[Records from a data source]
+++

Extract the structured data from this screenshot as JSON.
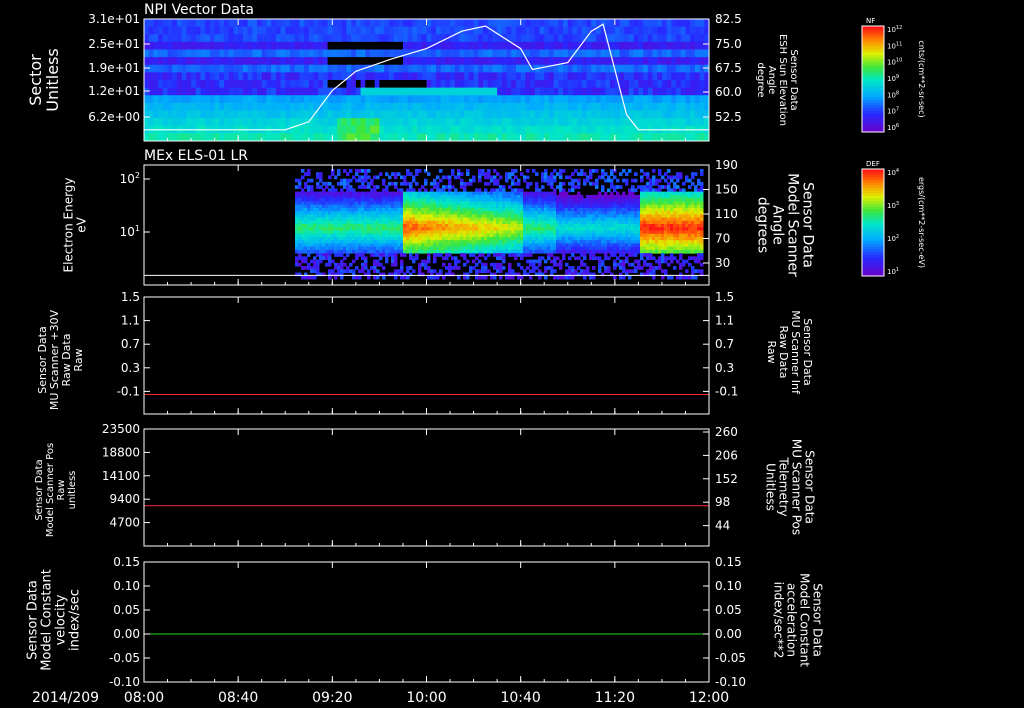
{
  "chart_data": [
    {
      "type": "heatmap",
      "title": "NPI Vector Data",
      "ylabel": "Sector\nUnitless",
      "yticks": [
        "3.1e+01",
        "2.5e+01",
        "1.9e+01",
        "1.2e+01",
        "6.2e+00"
      ],
      "y2label": "Sensor Data\nESH Sun Elevation\nAngle\ndegree",
      "y2ticks": [
        "82.5",
        "75.0",
        "67.5",
        "60.0",
        "52.5"
      ],
      "ylim2": [
        47.5,
        82.5
      ],
      "overlay_series": {
        "name": "ESH Sun Elevation Angle",
        "color": "#ffffff",
        "x": [
          "08:00",
          "09:00",
          "09:10",
          "09:20",
          "09:30",
          "09:45",
          "10:00",
          "10:15",
          "10:25",
          "10:40",
          "10:45",
          "11:00",
          "11:10",
          "11:15",
          "11:25",
          "11:30",
          "12:00"
        ],
        "y": [
          50.7,
          50.7,
          53,
          62,
          67.5,
          71,
          74,
          79,
          80.5,
          74,
          68,
          70,
          79,
          81,
          55,
          50.7,
          50.7
        ]
      },
      "colorbar": {
        "label": "NF",
        "unit": "cnts/(cm**2-sr-sec)",
        "ticks": [
          "10^12",
          "10^11",
          "10^10",
          "10^9",
          "10^8",
          "10^7",
          "10^6"
        ]
      }
    },
    {
      "type": "heatmap",
      "title": "MEx ELS-01 LR",
      "ylabel": "Electron Energy\neV",
      "yticks": [
        "10^2",
        "10^1"
      ],
      "y2label": "Sensor Data\nModel Scanner\nAngle\ndegrees",
      "y2ticks": [
        "190",
        "150",
        "110",
        "70",
        "30"
      ],
      "ylim2": [
        -10,
        190
      ],
      "overlay_series": {
        "name": "Model Scanner Angle",
        "color": "#ffffff",
        "x": [
          "08:00",
          "12:00"
        ],
        "y": [
          6,
          6
        ]
      },
      "colorbar": {
        "label": "DEF",
        "unit": "ergs/(cm**2-sr-sec-eV)",
        "ticks": [
          "10^4",
          "10^3",
          "10^2",
          "10^1"
        ]
      }
    },
    {
      "type": "line",
      "ylabel": "Sensor Data\nMU Scanner +30V\nRaw Data\nRaw",
      "yticks": [
        "1.5",
        "1.1",
        "0.7",
        "0.3",
        "-0.1"
      ],
      "ylim": [
        -0.3,
        1.5
      ],
      "y2label": "Sensor Data\nMU Scanner Inf\nRaw Data\nRaw",
      "y2ticks": [
        "1.5",
        "1.1",
        "0.7",
        "0.3",
        "-0.1"
      ],
      "series": [
        {
          "name": "MU Scanner Inf Raw Data",
          "color": "#ff2a2a",
          "x": [
            "08:00",
            "12:00"
          ],
          "y": [
            0.0,
            0.0
          ]
        }
      ]
    },
    {
      "type": "line",
      "ylabel": "Sensor Data\nModel Scanner Pos\nRaw\nunitless",
      "yticks": [
        "23500",
        "18800",
        "14100",
        "9400",
        "4700"
      ],
      "ylim": [
        0,
        23500
      ],
      "y2label": "Sensor Data\nMU Scanner Pos\nTelemetry\nUnitless",
      "y2ticks": [
        "260",
        "206",
        "152",
        "98",
        "44"
      ],
      "series": [
        {
          "name": "MU Scanner Pos Telemetry",
          "color": "#ff2a2a",
          "x": [
            "08:00",
            "12:00"
          ],
          "y": [
            8100,
            8100
          ]
        }
      ]
    },
    {
      "type": "line",
      "ylabel": "Sensor Data\nModel Constant\nvelocity\nindex/sec",
      "yticks": [
        "0.15",
        "0.10",
        "0.05",
        "0.00",
        "-0.05",
        "-0.10"
      ],
      "ylim": [
        -0.1,
        0.15
      ],
      "y2label": "Sensor Data\nModel Constant\nacceleration\nindex/sec**2",
      "y2ticks": [
        "0.15",
        "0.10",
        "0.05",
        "0.00",
        "-0.05",
        "-0.10"
      ],
      "series": [
        {
          "name": "Model Constant acceleration",
          "color": "#22dd22",
          "x": [
            "08:00",
            "12:00"
          ],
          "y": [
            0.0,
            0.0
          ]
        }
      ]
    }
  ],
  "time_axis": {
    "date": "2014/209",
    "ticks": [
      "08:00",
      "08:40",
      "09:20",
      "10:00",
      "10:40",
      "11:20",
      "12:00"
    ]
  },
  "colors": {
    "background": "#000000",
    "axis": "#ffffff",
    "right_label_red": "#ff2a2a",
    "right_label_green": "#22dd22"
  }
}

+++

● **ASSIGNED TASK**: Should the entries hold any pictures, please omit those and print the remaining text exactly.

● **TASK OUTPUT**:
Extract the structured data from this screenshot as JSON.
{
  "chart_data": [
    {
      "type": "heatmap",
      "title": "NPI Vector Data",
      "ylabel": "Sector\nUnitless",
      "yticks": [
        "3.1e+01",
        "2.5e+01",
        "1.9e+01",
        "1.2e+01",
        "6.2e+00"
      ],
      "y2label": "Sensor Data\nESH Sun Elevation\nAngle\ndegree",
      "y2ticks": [
        "82.5",
        "75.0",
        "67.5",
        "60.0",
        "52.5"
      ],
      "ylim2": [
        47.5,
        82.5
      ],
      "overlay_series": {
        "name": "ESH Sun Elevation Angle",
        "color": "#ffffff",
        "x": [
          "08:00",
          "09:00",
          "09:10",
          "09:20",
          "09:30",
          "09:45",
          "10:00",
          "10:15",
          "10:25",
          "10:40",
          "10:45",
          "11:00",
          "11:10",
          "11:15",
          "11:25",
          "11:30",
          "12:00"
        ],
        "y": [
          50.7,
          50.7,
          53,
          62,
          67.5,
          71,
          74,
          79,
          80.5,
          74,
          68,
          70,
          79,
          81,
          55,
          50.7,
          50.7
        ]
      },
      "colorbar": {
        "label": "NF",
        "unit": "cnts/(cm**2-sr-sec)",
        "ticks": [
          "10^12",
          "10^11",
          "10^10",
          "10^9",
          "10^8",
          "10^7",
          "10^6"
        ]
      }
    },
    {
      "type": "heatmap",
      "title": "MEx ELS-01 LR",
      "ylabel": "Electron Energy\neV",
      "yticks": [
        "10^2",
        "10^1"
      ],
      "y2label": "Sensor Data\nModel Scanner\nAngle\ndegrees",
      "y2ticks": [
        "190",
        "150",
        "110",
        "70",
        "30"
      ],
      "ylim2": [
        -10,
        190
      ],
      "overlay_series": {
        "name": "Model Scanner Angle",
        "color": "#ffffff",
        "x": [
          "08:00",
          "12:00"
        ],
        "y": [
          6,
          6
        ]
      },
      "colorbar": {
        "label": "DEF",
        "unit": "ergs/(cm**2-sr-sec-eV)",
        "ticks": [
          "10^4",
          "10^3",
          "10^2",
          "10^1"
        ]
      }
    },
    {
      "type": "line",
      "ylabel": "Sensor Data\nMU Scanner +30V\nRaw Data\nRaw",
      "yticks": [
        "1.5",
        "1.1",
        "0.7",
        "0.3",
        "-0.1"
      ],
      "ylim": [
        -0.3,
        1.5
      ],
      "y2label": "Sensor Data\nMU Scanner Inf\nRaw Data\nRaw",
      "y2ticks": [
        "1.5",
        "1.1",
        "0.7",
        "0.3",
        "-0.1"
      ],
      "series": [
        {
          "name": "MU Scanner Inf Raw Data",
          "color": "#ff2a2a",
          "x": [
            "08:00",
            "12:00"
          ],
          "y": [
            0.0,
            0.0
          ]
        }
      ]
    },
    {
      "type": "line",
      "ylabel": "Sensor Data\nModel Scanner Pos\nRaw\nunitless",
      "yticks": [
        "23500",
        "18800",
        "14100",
        "9400",
        "4700"
      ],
      "ylim": [
        0,
        23500
      ],
      "y2label": "Sensor Data\nMU Scanner Pos\nTelemetry\nUnitless",
      "y2ticks": [
        "260",
        "206",
        "152",
        "98",
        "44"
      ],
      "series": [
        {
          "name": "MU Scanner Pos Telemetry",
          "color": "#ff2a2a",
          "x": [
            "08:00",
            "12:00"
          ],
          "y": [
            8100,
            8100
          ]
        }
      ]
    },
    {
      "type": "line",
      "ylabel": "Sensor Data\nModel Constant\nvelocity\nindex/sec",
      "yticks": [
        "0.15",
        "0.10",
        "0.05",
        "0.00",
        "-0.05",
        "-0.10"
      ],
      "ylim": [
        -0.1,
        0.15
      ],
      "y2label": "Sensor Data\nModel Constant\nacceleration\nindex/sec**2",
      "y2ticks": [
        "0.15",
        "0.10",
        "0.05",
        "0.00",
        "-0.05",
        "-0.10"
      ],
      "series": [
        {
          "name": "Model Constant acceleration",
          "color": "#22dd22",
          "x": [
            "08:00",
            "12:00"
          ],
          "y": [
            0.0,
            0.0
          ]
        }
      ]
    }
  ],
  "time_axis": {
    "date": "2014/209",
    "ticks": [
      "08:00",
      "08:40",
      "09:20",
      "10:00",
      "10:40",
      "11:20",
      "12:00"
    ]
  },
  "colors": {
    "background": "#000000",
    "axis": "#ffffff",
    "right_label_red": "#ff2a2a",
    "right_label_green": "#22dd22"
  }
}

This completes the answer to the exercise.